Truth or Consequences made a hugely successful transition to television, first with Ralph Edwards as host, and then in 1956, with Bob Barker.
While Edwards would create other Television shows, such as Name That Tune (1970s) and The People's Court, beyond Truth or Consequences, he is probably best known for the hugely popular, and often parodied, This is Your Life.
The format was simple.
Each week Ralph Edwards would surprise someone (usually a celebrity, but sometimes not) live, in front of a studio audience, with a biography of their life. While a few guests may have known what was coming, most were completely caught by surprise.
He would fly in long lost loves, old pals, and elementary school teachers to reminisce. A few of the `guests' were mortified by the experience, but most came to enjoy the ambush show before the ending credits rolled.
Stan Laurel reportedly held a grudge for years, being `tricked' into doing his and Oliver Hardy's only American Television appearance on December 1st, 1954.
Lowell Thomas was probably the most openly hostile on-air guest. When Edwards assured the visibly annoyed Thomas that he would enjoy what was to come, Thomas replied, "I doubt that very much."
Edwards was one celebrity who was never honored with a show. He gave strict orders that to do so would result in the firing of his entire staff.
We've got 7 episodes, including the infamous Laurel and Hardy episode. We don't have Lowell Thomas. A pity.
Edwards, who died in 2005, continued to produce successful television shows well into the 1980's and 1990's, including the creation of a popular new genre of show - `courtroom' arbitration.
He made Judge Joseph Wapner a star.

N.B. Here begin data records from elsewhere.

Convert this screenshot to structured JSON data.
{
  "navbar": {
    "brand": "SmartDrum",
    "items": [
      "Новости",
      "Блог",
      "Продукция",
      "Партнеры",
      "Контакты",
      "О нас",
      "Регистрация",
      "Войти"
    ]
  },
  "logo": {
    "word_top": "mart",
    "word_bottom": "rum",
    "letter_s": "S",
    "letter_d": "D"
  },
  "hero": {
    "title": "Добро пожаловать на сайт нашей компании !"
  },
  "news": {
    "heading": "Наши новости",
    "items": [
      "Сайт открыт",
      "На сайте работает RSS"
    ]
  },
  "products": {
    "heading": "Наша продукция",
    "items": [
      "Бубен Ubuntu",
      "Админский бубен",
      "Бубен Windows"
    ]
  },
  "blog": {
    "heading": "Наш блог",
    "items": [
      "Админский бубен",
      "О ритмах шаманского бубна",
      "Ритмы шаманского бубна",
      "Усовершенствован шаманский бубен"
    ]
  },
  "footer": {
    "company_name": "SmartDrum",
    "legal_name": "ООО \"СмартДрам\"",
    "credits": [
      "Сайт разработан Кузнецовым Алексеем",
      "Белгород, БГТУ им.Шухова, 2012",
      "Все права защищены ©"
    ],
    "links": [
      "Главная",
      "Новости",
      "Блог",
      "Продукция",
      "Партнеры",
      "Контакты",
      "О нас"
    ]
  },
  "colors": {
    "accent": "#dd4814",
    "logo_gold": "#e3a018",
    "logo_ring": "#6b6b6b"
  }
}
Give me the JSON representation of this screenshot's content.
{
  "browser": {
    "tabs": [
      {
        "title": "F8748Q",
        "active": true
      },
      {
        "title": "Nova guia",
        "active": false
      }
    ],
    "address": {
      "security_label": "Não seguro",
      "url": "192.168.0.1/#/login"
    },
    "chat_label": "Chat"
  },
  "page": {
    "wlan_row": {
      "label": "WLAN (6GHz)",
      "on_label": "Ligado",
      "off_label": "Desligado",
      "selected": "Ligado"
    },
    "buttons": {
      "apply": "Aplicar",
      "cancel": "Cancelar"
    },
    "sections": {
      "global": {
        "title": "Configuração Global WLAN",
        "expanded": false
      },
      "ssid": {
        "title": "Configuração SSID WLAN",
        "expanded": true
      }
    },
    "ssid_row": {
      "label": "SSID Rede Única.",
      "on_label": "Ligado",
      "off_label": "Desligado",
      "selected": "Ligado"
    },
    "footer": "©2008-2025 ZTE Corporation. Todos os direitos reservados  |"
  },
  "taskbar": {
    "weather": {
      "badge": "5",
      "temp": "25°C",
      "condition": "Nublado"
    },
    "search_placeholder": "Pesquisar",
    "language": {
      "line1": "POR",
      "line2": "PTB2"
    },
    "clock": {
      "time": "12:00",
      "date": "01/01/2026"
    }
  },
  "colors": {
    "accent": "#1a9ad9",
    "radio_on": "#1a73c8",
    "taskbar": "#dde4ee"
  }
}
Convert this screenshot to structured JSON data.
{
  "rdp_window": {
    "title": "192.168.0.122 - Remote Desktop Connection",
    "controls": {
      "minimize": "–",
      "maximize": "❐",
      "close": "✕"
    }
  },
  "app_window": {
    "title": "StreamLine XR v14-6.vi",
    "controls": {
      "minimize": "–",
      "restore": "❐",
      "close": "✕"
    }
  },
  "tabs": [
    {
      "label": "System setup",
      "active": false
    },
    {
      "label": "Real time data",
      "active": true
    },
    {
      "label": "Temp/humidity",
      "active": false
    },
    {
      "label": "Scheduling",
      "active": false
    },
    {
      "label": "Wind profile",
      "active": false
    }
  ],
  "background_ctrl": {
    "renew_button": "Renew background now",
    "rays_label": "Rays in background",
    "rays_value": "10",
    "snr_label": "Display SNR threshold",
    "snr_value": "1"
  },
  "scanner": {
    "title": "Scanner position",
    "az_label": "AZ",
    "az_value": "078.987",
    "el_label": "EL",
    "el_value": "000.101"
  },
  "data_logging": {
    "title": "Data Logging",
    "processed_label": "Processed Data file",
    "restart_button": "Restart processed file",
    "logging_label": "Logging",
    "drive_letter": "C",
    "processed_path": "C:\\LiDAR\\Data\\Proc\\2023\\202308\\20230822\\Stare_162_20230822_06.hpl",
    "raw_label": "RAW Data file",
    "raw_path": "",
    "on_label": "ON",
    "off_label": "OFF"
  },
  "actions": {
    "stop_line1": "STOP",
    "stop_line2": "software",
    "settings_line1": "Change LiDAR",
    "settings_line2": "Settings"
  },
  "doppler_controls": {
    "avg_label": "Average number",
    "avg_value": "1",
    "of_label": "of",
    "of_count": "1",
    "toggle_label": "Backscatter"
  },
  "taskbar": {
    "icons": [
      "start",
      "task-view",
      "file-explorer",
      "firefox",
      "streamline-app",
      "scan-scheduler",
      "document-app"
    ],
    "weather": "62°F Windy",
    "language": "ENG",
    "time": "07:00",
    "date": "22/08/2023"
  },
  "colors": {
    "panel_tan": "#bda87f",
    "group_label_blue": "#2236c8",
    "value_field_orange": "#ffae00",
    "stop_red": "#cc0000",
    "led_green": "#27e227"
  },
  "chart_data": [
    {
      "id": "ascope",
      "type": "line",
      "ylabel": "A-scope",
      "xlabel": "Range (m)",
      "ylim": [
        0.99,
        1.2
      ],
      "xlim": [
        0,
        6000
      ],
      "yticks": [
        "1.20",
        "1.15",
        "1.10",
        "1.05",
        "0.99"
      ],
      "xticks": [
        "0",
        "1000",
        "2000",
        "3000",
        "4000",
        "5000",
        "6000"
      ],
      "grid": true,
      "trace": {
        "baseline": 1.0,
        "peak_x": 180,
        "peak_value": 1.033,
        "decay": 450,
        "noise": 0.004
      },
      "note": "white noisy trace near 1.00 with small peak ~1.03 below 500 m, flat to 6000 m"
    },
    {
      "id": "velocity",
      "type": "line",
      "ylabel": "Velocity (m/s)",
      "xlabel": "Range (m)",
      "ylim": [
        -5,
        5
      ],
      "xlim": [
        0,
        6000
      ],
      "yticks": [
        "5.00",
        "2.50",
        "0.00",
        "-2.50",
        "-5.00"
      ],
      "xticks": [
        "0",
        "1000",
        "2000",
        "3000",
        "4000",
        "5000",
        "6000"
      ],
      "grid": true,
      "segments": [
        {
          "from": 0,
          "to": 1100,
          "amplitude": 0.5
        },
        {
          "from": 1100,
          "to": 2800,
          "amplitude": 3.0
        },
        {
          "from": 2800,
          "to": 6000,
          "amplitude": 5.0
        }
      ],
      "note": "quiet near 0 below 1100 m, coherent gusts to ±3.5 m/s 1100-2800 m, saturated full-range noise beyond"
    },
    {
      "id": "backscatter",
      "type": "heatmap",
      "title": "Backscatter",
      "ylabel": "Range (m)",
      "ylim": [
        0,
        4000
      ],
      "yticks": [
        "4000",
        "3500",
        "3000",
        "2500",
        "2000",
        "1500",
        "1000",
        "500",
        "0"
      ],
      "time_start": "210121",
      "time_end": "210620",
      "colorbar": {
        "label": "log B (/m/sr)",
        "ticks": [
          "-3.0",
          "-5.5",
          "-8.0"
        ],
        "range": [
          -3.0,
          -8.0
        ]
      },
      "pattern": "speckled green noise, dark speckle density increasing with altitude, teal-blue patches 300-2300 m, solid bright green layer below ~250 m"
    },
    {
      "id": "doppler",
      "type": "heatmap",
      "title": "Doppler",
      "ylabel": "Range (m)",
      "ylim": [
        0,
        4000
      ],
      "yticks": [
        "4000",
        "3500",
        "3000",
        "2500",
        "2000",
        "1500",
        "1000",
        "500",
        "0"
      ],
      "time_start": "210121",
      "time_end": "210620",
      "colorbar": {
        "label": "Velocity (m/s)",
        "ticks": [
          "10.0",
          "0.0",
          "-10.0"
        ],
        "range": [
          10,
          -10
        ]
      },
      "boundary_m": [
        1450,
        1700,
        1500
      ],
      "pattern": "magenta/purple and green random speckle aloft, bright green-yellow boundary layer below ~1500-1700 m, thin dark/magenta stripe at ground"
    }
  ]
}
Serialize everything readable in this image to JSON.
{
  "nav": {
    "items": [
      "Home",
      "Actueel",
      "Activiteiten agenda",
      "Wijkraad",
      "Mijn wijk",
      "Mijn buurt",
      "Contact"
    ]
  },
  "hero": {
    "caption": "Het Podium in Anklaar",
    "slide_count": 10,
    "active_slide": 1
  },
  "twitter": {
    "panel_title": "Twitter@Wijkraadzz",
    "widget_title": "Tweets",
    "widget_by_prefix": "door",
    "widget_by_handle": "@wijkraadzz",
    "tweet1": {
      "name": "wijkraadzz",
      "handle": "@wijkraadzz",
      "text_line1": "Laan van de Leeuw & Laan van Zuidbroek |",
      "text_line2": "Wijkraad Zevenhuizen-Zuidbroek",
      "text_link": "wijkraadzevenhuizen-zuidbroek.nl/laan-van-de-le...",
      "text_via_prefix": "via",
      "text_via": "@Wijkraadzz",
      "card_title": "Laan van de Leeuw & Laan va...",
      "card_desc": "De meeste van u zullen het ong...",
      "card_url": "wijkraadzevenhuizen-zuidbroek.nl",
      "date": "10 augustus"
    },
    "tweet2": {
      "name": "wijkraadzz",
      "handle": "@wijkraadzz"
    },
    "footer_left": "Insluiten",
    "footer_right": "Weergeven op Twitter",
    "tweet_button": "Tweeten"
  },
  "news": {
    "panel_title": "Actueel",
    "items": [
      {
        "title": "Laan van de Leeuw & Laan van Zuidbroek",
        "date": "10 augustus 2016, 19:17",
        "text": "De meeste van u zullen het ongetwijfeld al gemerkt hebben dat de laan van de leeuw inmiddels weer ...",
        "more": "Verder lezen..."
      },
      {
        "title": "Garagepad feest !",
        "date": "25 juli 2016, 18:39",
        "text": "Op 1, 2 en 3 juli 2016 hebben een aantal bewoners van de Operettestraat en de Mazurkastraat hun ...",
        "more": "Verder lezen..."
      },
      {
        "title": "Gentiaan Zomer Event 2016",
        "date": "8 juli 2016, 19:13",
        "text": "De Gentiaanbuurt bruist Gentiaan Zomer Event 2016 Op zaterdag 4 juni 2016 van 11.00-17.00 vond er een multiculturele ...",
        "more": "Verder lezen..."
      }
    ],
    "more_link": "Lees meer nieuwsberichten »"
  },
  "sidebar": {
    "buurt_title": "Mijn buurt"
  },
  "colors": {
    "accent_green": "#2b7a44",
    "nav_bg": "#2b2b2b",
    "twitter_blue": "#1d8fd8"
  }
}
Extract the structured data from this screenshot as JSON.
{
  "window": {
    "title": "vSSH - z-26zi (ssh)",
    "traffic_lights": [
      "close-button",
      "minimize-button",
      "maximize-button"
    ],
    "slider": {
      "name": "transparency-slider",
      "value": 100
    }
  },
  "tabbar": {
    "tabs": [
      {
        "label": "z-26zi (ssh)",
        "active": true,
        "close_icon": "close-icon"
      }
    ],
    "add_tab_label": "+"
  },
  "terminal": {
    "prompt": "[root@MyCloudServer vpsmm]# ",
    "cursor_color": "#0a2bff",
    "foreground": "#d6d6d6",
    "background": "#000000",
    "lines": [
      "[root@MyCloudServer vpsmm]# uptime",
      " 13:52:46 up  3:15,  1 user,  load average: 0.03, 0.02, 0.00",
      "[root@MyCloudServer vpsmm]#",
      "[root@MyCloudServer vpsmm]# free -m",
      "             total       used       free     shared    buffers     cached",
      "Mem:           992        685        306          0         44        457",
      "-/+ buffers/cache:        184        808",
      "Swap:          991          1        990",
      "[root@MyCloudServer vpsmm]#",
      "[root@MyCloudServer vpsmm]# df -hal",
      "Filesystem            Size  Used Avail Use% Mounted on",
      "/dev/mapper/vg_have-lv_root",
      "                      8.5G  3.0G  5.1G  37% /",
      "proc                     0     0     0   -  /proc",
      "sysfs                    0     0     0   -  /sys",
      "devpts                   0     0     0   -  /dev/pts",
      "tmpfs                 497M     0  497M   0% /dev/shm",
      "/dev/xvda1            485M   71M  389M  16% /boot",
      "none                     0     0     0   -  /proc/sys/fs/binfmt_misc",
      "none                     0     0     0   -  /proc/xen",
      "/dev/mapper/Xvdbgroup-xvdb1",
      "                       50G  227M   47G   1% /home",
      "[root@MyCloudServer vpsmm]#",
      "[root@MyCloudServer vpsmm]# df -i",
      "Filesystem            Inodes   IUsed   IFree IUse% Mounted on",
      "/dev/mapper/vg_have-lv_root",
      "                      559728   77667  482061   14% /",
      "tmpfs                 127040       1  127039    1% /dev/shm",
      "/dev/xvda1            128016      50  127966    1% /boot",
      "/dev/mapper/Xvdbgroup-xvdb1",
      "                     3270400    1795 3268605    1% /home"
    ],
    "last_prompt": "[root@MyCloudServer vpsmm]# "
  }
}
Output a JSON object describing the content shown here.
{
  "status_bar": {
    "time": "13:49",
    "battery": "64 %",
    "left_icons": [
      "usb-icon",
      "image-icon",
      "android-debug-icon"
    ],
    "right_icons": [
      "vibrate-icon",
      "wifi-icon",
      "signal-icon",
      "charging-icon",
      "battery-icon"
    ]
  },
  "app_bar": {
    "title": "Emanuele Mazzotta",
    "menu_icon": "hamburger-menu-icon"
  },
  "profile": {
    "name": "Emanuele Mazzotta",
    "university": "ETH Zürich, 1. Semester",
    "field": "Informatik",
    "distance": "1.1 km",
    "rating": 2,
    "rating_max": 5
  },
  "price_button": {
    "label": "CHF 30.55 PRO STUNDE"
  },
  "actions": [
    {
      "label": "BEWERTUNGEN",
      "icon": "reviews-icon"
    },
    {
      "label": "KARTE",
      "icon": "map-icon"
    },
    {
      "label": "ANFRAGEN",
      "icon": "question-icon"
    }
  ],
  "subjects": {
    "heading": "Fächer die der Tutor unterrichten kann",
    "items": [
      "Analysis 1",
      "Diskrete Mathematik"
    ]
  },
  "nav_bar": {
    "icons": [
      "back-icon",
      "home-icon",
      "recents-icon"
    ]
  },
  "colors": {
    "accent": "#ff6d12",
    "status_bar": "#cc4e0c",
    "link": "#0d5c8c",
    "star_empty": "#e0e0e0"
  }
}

He was 92 when he died. One of the true pioneers of radio, of early TV, and the creative force behind a huge segment of Americana.
Ralph Edwards, this was your life.